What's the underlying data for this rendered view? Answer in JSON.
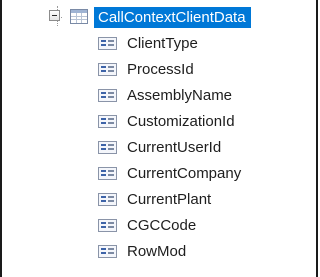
{
  "tree": {
    "root": {
      "label": "CallContextClientData",
      "icon": "table-icon",
      "expanded": true,
      "selected": true,
      "highlight_color": "#0078d7"
    },
    "children": [
      {
        "label": "ClientType",
        "icon": "field-icon"
      },
      {
        "label": "ProcessId",
        "icon": "field-icon"
      },
      {
        "label": "AssemblyName",
        "icon": "field-icon"
      },
      {
        "label": "CustomizationId",
        "icon": "field-icon"
      },
      {
        "label": "CurrentUserId",
        "icon": "field-icon"
      },
      {
        "label": "CurrentCompany",
        "icon": "field-icon"
      },
      {
        "label": "CurrentPlant",
        "icon": "field-icon"
      },
      {
        "label": "CGCCode",
        "icon": "field-icon"
      },
      {
        "label": "RowMod",
        "icon": "field-icon"
      }
    ]
  }
}
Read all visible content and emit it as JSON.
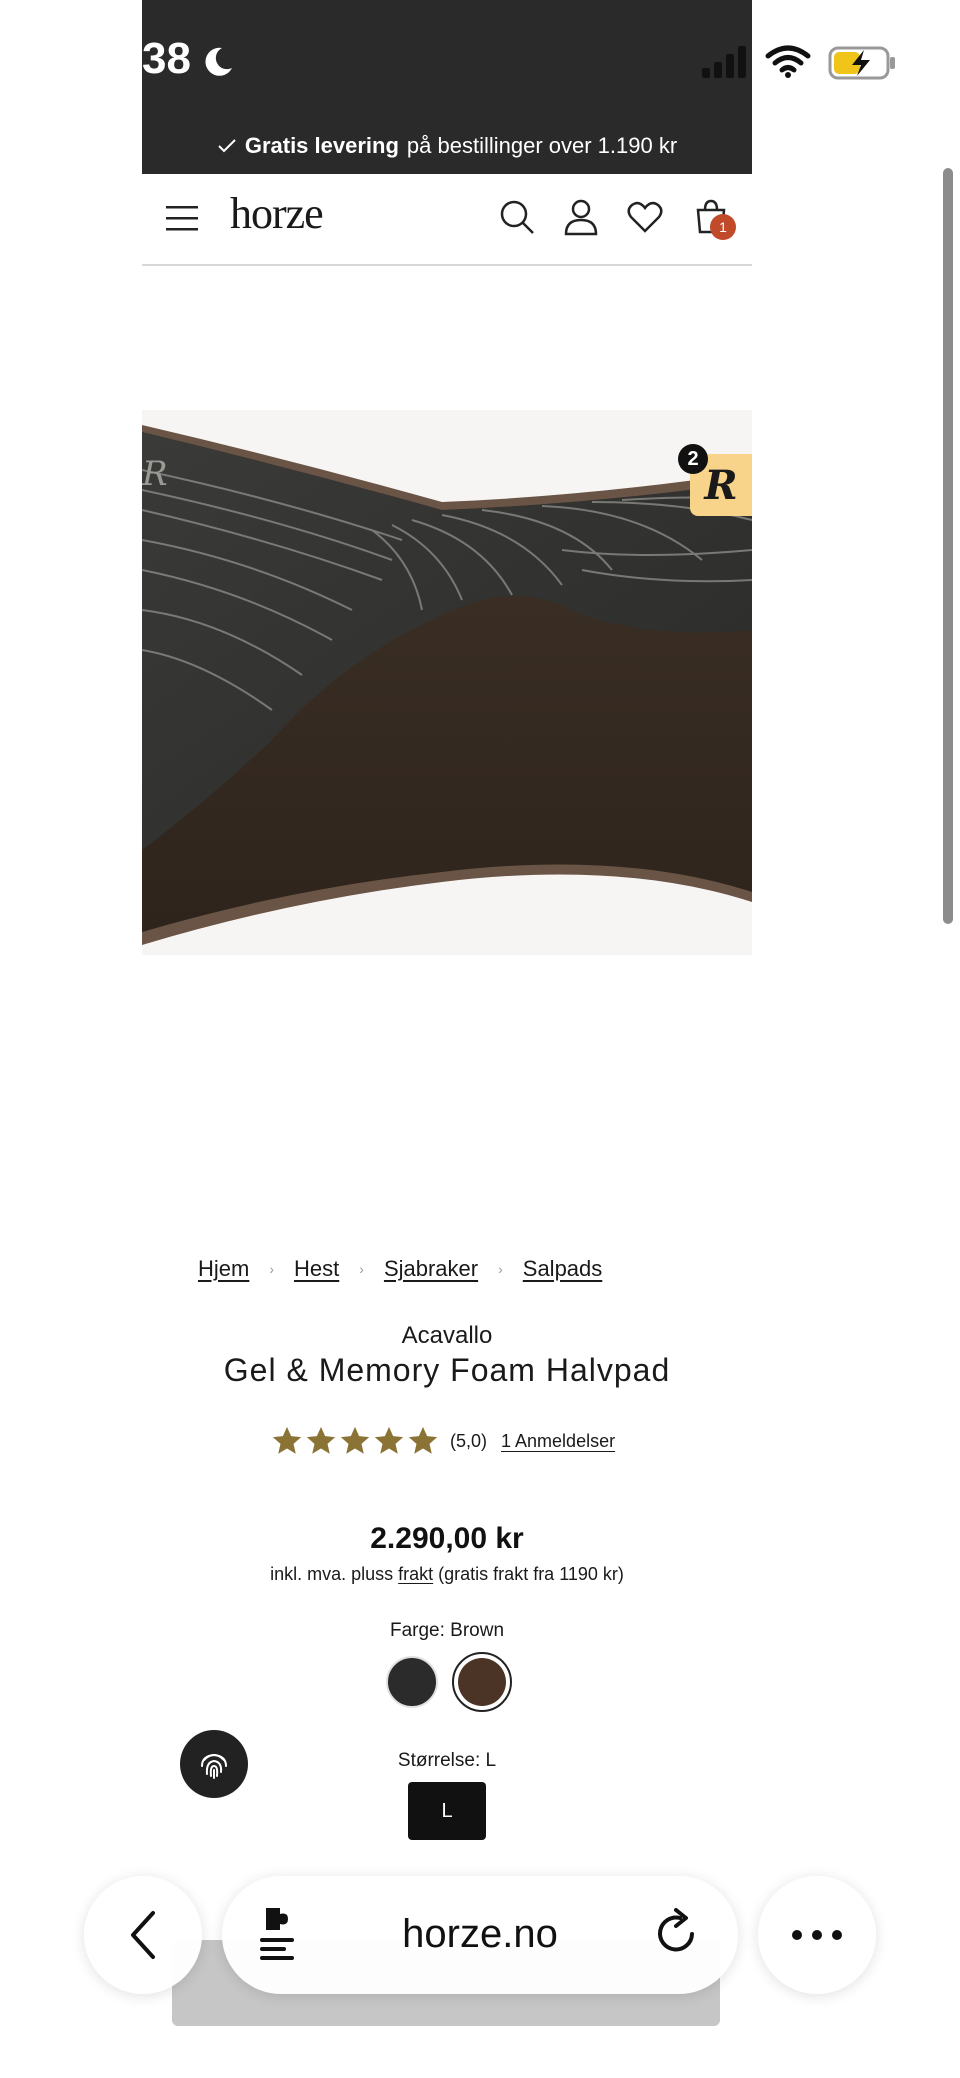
{
  "status_bar": {
    "time": "38",
    "icons": [
      "moon-icon",
      "cellular-signal-icon",
      "wifi-icon",
      "battery-charging-icon"
    ]
  },
  "announcement": {
    "check_icon": "check-icon",
    "bold": "Gratis levering",
    "rest": "på bestillinger over 1.190 kr"
  },
  "header": {
    "logo": "horze",
    "icons": [
      "menu-icon",
      "search-icon",
      "account-icon",
      "heart-icon",
      "cart-icon"
    ],
    "cart_count": "1"
  },
  "image_badge": {
    "letter": "R",
    "count": "2"
  },
  "breadcrumb": [
    "Hjem",
    "Hest",
    "Sjabraker",
    "Salpads"
  ],
  "product": {
    "brand": "Acavallo",
    "title": "Gel & Memory Foam Halvpad",
    "rating": {
      "stars": 5,
      "score": "(5,0)",
      "reviews": "1 Anmeldelser"
    },
    "price": "2.290,00 kr",
    "vat_prefix": "inkl. mva. pluss",
    "vat_link": "frakt",
    "vat_suffix": "(gratis frakt fra 1190 kr)",
    "color_label": "Farge: Brown",
    "colors": [
      {
        "name": "Black",
        "hex": "#2b2b2b",
        "selected": false
      },
      {
        "name": "Brown",
        "hex": "#4b3426",
        "selected": true
      }
    ],
    "size_label": "Størrelse: L",
    "sizes": [
      "L"
    ]
  },
  "toolbar": {
    "url": "horze.no"
  },
  "colors": {
    "dark_bar": "#2a2a2a",
    "star": "#8a7335",
    "cart_badge": "#c04a2a",
    "badge_yellow": "#f7d48a"
  }
}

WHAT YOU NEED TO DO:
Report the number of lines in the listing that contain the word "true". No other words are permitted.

ANSWER:
3